What is it?
In their September 2019 article, Nexidia defined sentiment analysis as a “branch of speech analytics that focuses specifically on assessing the emotional states displayed in a conversation.”
Cloud computing has made sentiment analysis available for a much lower price, so interest in it has increased greatly.
Customers usually make decisions based on emotion rather than logic. Understanding how they feel about your products, services or processes enables you to optimize your business’s offerings and their presentation to the market.
How does it work?
Sentiment analysis is usually based on machine learning. Inputs come from two sources of data, and two types of processes produce the outputs.
The Nexidia article explains that the most obvious source of data is linguistic. It assumes that people express emotions and sentiments using words and phrases. This data includes not only words and phrases, but also “disfluencies” such as hesitation, restarting sentences and non-verbal utterances such as laughter or sighing.
Language models are built by identifying language elements that predict certain emotions and sentiments, running them against a sample of recordings to see how successful it is, and adjusting the model to take errors into account and train the AI.

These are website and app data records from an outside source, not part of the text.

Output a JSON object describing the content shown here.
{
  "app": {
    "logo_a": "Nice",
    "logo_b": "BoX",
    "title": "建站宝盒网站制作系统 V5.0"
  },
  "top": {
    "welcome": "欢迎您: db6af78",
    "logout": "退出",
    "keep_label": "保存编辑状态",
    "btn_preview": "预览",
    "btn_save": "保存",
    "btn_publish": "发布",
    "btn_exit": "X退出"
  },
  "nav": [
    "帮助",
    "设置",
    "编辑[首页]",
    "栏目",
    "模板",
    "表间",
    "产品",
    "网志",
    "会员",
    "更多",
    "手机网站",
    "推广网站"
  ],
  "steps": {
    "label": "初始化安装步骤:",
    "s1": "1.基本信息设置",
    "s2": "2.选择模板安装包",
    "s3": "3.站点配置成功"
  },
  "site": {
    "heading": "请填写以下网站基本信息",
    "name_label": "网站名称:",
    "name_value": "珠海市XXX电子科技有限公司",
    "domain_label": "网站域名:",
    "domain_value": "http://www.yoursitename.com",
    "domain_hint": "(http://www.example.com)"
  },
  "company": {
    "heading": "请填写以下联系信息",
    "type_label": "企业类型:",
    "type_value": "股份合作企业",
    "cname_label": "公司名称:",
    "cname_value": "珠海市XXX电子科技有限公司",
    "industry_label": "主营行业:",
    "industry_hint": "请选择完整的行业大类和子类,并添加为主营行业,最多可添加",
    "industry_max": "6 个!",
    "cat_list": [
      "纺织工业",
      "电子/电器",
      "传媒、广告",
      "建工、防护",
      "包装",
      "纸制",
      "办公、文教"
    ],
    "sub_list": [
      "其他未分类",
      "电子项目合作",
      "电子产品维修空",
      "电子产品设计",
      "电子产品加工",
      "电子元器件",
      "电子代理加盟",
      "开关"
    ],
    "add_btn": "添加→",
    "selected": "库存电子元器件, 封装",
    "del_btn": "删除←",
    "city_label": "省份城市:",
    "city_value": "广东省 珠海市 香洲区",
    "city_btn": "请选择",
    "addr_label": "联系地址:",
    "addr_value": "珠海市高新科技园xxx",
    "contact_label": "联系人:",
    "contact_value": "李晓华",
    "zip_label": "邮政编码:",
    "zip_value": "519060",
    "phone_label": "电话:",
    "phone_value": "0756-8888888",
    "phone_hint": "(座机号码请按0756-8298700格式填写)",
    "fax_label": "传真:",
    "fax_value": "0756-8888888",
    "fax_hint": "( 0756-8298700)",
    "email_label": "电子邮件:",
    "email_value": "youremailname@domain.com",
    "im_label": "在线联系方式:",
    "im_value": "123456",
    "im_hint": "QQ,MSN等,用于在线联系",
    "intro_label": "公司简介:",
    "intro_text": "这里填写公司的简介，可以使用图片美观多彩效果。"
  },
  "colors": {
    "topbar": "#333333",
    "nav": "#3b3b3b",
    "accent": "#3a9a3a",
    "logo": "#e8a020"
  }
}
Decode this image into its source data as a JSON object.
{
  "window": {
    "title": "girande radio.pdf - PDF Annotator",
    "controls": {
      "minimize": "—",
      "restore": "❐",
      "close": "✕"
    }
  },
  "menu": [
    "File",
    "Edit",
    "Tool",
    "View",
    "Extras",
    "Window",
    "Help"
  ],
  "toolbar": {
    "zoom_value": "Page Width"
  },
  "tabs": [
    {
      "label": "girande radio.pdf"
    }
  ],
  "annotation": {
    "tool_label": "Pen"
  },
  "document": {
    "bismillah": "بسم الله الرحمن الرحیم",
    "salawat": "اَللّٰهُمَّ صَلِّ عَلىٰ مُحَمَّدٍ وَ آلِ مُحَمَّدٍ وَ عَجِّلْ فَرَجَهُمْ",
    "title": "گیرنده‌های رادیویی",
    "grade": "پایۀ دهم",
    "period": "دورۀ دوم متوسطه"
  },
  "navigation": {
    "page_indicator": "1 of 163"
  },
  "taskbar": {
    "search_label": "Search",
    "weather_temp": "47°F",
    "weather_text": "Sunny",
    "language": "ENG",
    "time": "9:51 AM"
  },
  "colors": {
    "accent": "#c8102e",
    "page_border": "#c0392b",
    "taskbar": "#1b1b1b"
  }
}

This model isn’t always so accurate. Error rates higher than 35% have been noted.
The other model is acoustic. This measures features of audio data that indicate emotion and sentiment. They include pitch, pace and volume. Nexidia’s article explains how these are considered to define sentiments along the dimensions of “arousal” – from passive to active, and “valance” – from negative to positive.
Preparing the model includes matching acoustic phenomena to emotions and sentiments in recordings, running a sample of recordings through the system to see what is identifies, then correcting errors and rectifying omissions to train the AI.
The accuracy of this model is around 60%, although this can be affected by the audio quality.
Most systems adopt a hybrid approach, where the strengths of one model compensate for the limitations of the other.
The Contact Centre Helper article “The ultimate guide to sentiment and emotion analysis”, published in June 2021, explained that data analysis can be conducted based on human generated rules and standards or on an AI enhanced approach.
Using the rules and standards approach, human operators select and input specific words and phrases that indicate emotion or sentiment. This approach is appropriate for terminology, jargon and acronyms.
The AI enhanced approach uses machine learning to identify words, phrases and acoustic phenomena by matching them against the target emotion or sentiment. This approach works better where situations are more dynamic and less clear cut.
A hybrid approach is commonly adopted, where the AI is used to create the rules at first, and then these rules are modified to train the AI.
The “ultimate guide” also describes how sentiment analysis can identify “positive”, “negative” or “neutral” (an absence of any strong opinion) sentiment. It also recommends combining this with more extensive emotional analysis to provide more powerful results that give insights into customers’ underlying motivations.
What can you do with it?
CallMiner’s blog of April 2019 described the common use cases for sentiment analysis.
The most common one is to categorize customers by their positive and negative sentiments. Analysing this data will reveal which specific products, services, processes, teams or agents appear to attract positive or negative sentiments.
Measuring customer sentiment before and after product or service changes will show their reactions. If the change is a pilot project, this may determine whether the project is taken further.
Looking at the attitudes behind customer feedback helps managers identify “broken processes” where customers show unusually high negative sentiment when calling about a specific process.
Tracking customer sentiment as it changes over time may reflect where the product is in its life cycle or an improvement or decline in service quality.
How will it work with Omningage?
Omningage is working on powerful ways to bring sentiment analysis to the eyes of their users.
Supervisors will be able to search for calls based on the presence or positive or negative sentiment. This will allow them to investigate and address problematic scenarios.
Reports and dashboards will be built into Omningage IQ. They will display average sentiment levels between specified date ranges by queue, team and agent. Supervisors can use these to identify best practices or problematic behaviour. Where issues relate to a specific queue or product line, Supervisors can back up their assertions with hard data, allowing marketing to build a business case for product improvement.
These reports will also show data over time. Supervisors will see how effective their corrective coaching and training has been.
Wallboards within Omningage IQ will provide real time data such as word clouds showing frequently used words and phrases, calls categorized according to key phrases and sentiment and other key metrics. These enable Managers and Supervisors to see “signs of trouble” as it happens and take swift and decisive action to nip it in the bud.
The economics of the cloud have made sentiment analysis more available than ever. Omningage is here for its customers to take the mystery out of this technology and help them to reap the benefits.